* [TASK TO COMPLETE]
Check every line of the data below for the word "List" and say how many have it, without further comment.

* [ENTRIES PROVIDED]
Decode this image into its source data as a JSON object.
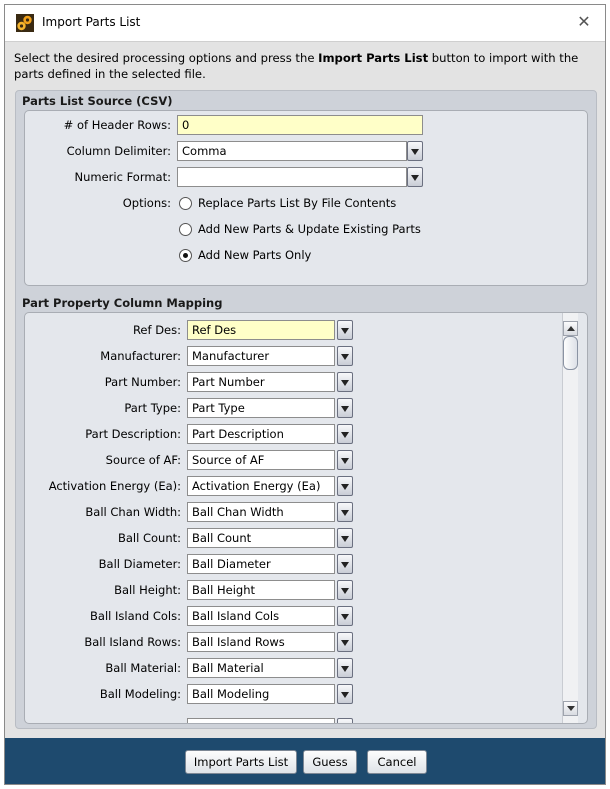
{
  "window": {
    "title": "Import Parts List"
  },
  "instructions": {
    "part1": "Select the desired processing options and press the ",
    "bold": "Import Parts List",
    "part2": " button to import with the parts defined in the selected file."
  },
  "source_group": {
    "title": "Parts List Source (CSV)",
    "header_rows_label": "# of Header Rows:",
    "header_rows_value": "0",
    "delimiter_label": "Column Delimiter:",
    "delimiter_value": "Comma",
    "numeric_label": "Numeric Format:",
    "numeric_value": "",
    "options_label": "Options:",
    "options": [
      {
        "label": "Replace Parts List By File Contents",
        "selected": false
      },
      {
        "label": "Add New Parts & Update Existing Parts",
        "selected": false
      },
      {
        "label": "Add New Parts Only",
        "selected": true
      }
    ]
  },
  "mapping_group": {
    "title": "Part Property Column Mapping",
    "rows": [
      {
        "label": "Ref Des:",
        "value": "Ref Des",
        "highlight": true
      },
      {
        "label": "Manufacturer:",
        "value": "Manufacturer"
      },
      {
        "label": "Part Number:",
        "value": "Part Number"
      },
      {
        "label": "Part Type:",
        "value": "Part Type"
      },
      {
        "label": "Part Description:",
        "value": "Part Description"
      },
      {
        "label": "Source of AF:",
        "value": "Source of AF"
      },
      {
        "label": "Activation Energy (Ea):",
        "value": "Activation Energy (Ea)"
      },
      {
        "label": "Ball Chan Width:",
        "value": "Ball Chan Width"
      },
      {
        "label": "Ball Count:",
        "value": "Ball Count"
      },
      {
        "label": "Ball Diameter:",
        "value": "Ball Diameter"
      },
      {
        "label": "Ball Height:",
        "value": "Ball Height"
      },
      {
        "label": "Ball Island Cols:",
        "value": "Ball Island Cols"
      },
      {
        "label": "Ball Island Rows:",
        "value": "Ball Island Rows"
      },
      {
        "label": "Ball Material:",
        "value": "Ball Material"
      },
      {
        "label": "Ball Modeling:",
        "value": "Ball Modeling"
      }
    ]
  },
  "footer": {
    "import_label": "Import Parts List",
    "guess_label": "Guess",
    "cancel_label": "Cancel"
  },
  "icons": {
    "app": "gear-parts-icon",
    "close": "close-icon"
  }
}
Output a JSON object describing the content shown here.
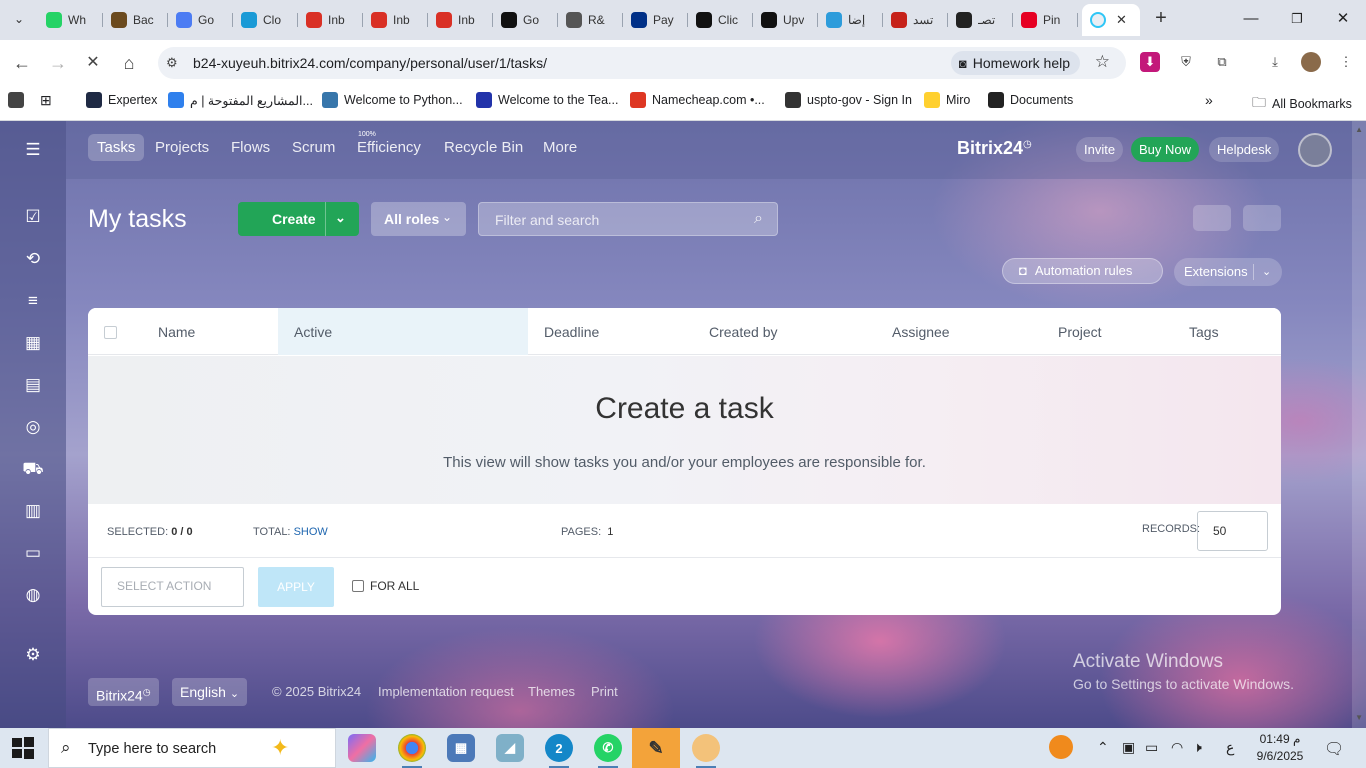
{
  "browser": {
    "tabs": [
      {
        "title": "Wh",
        "icon": "whatsapp-icon",
        "color": "#25d366"
      },
      {
        "title": "Bac",
        "icon": "app-icon",
        "color": "#6b4a1e"
      },
      {
        "title": "Go",
        "icon": "gemini-icon",
        "color": "#4c7cf3"
      },
      {
        "title": "Clo",
        "icon": "c-icon",
        "color": "#1a9ad6"
      },
      {
        "title": "Inb",
        "icon": "gmail-icon",
        "color": "#d93025"
      },
      {
        "title": "Inb",
        "icon": "gmail-icon",
        "color": "#d93025"
      },
      {
        "title": "Inb",
        "icon": "gmail-icon",
        "color": "#d93025"
      },
      {
        "title": "Go",
        "icon": "github-icon",
        "color": "#111111"
      },
      {
        "title": "R&",
        "icon": "folder-icon",
        "color": "#555555"
      },
      {
        "title": "Pay",
        "icon": "paypal-icon",
        "color": "#003087"
      },
      {
        "title": "Clic",
        "icon": "upwork-icon",
        "color": "#111111"
      },
      {
        "title": "Upv",
        "icon": "upwork-icon",
        "color": "#111111"
      },
      {
        "title": "إضا",
        "icon": "circle-icon",
        "color": "#2d9cdb"
      },
      {
        "title": "تسد",
        "icon": "pdf-icon",
        "color": "#c6221a"
      },
      {
        "title": "تصـ",
        "icon": "openai-icon",
        "color": "#222222"
      },
      {
        "title": "Pin",
        "icon": "pinterest-icon",
        "color": "#e60023"
      }
    ],
    "url": "b24-xuyeuh.bitrix24.com/company/personal/user/1/tasks/",
    "homework_help": "Homework help",
    "bookmarks": [
      {
        "label": "Expertex",
        "color": "#1f2a44"
      },
      {
        "label": "المشاريع المفتوحة | م...",
        "color": "#2f80ed"
      },
      {
        "label": "Welcome to Python...",
        "color": "#3776ab"
      },
      {
        "label": "Welcome to the Tea...",
        "color": "#2233aa"
      },
      {
        "label": "Namecheap.com •...",
        "color": "#de3723"
      },
      {
        "label": "uspto-gov - Sign In",
        "color": "#333333"
      },
      {
        "label": "Miro",
        "color": "#ffd02f"
      },
      {
        "label": "Documents",
        "color": "#222222"
      }
    ],
    "all_bookmarks": "All Bookmarks"
  },
  "nav": {
    "tasks": "Tasks",
    "projects": "Projects",
    "flows": "Flows",
    "scrum": "Scrum",
    "efficiency": "Efficiency",
    "efficiency_value": "100%",
    "recycle_bin": "Recycle Bin",
    "more": "More",
    "brand": "Bitrix",
    "brand_num": "24",
    "invite": "Invite",
    "buy_now": "Buy Now",
    "helpdesk": "Helpdesk"
  },
  "toolbar": {
    "title": "My tasks",
    "create": "Create",
    "all_roles": "All roles",
    "search_placeholder": "Filter and search",
    "automation_rules": "Automation rules",
    "extensions": "Extensions"
  },
  "grid": {
    "columns": [
      "Name",
      "Active",
      "Deadline",
      "Created by",
      "Assignee",
      "Project",
      "Tags"
    ],
    "empty_title": "Create a task",
    "empty_subtitle": "This view will show tasks you and/or your employees are responsible for.",
    "selected_label": "SELECTED:",
    "selected_value": "0 / 0",
    "total_label": "TOTAL:",
    "total_link": "SHOW",
    "pages_label": "PAGES:",
    "pages_value": "1",
    "records_label": "RECORDS:",
    "records_value": "50",
    "select_action": "SELECT ACTION",
    "apply": "APPLY",
    "for_all": "FOR ALL"
  },
  "footer": {
    "brand": "Bitrix24",
    "language": "English",
    "copyright": "© 2025 Bitrix24",
    "implementation_request": "Implementation request",
    "themes": "Themes",
    "print": "Print"
  },
  "watermark": {
    "title": "Activate Windows",
    "subtitle": "Go to Settings to activate Windows."
  },
  "taskbar": {
    "search_placeholder": "Type here to search",
    "time": "01:49 م",
    "date": "9/6/2025",
    "lang": "ع",
    "whatsapp_badge": "2"
  }
}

* [SOLUTION]
5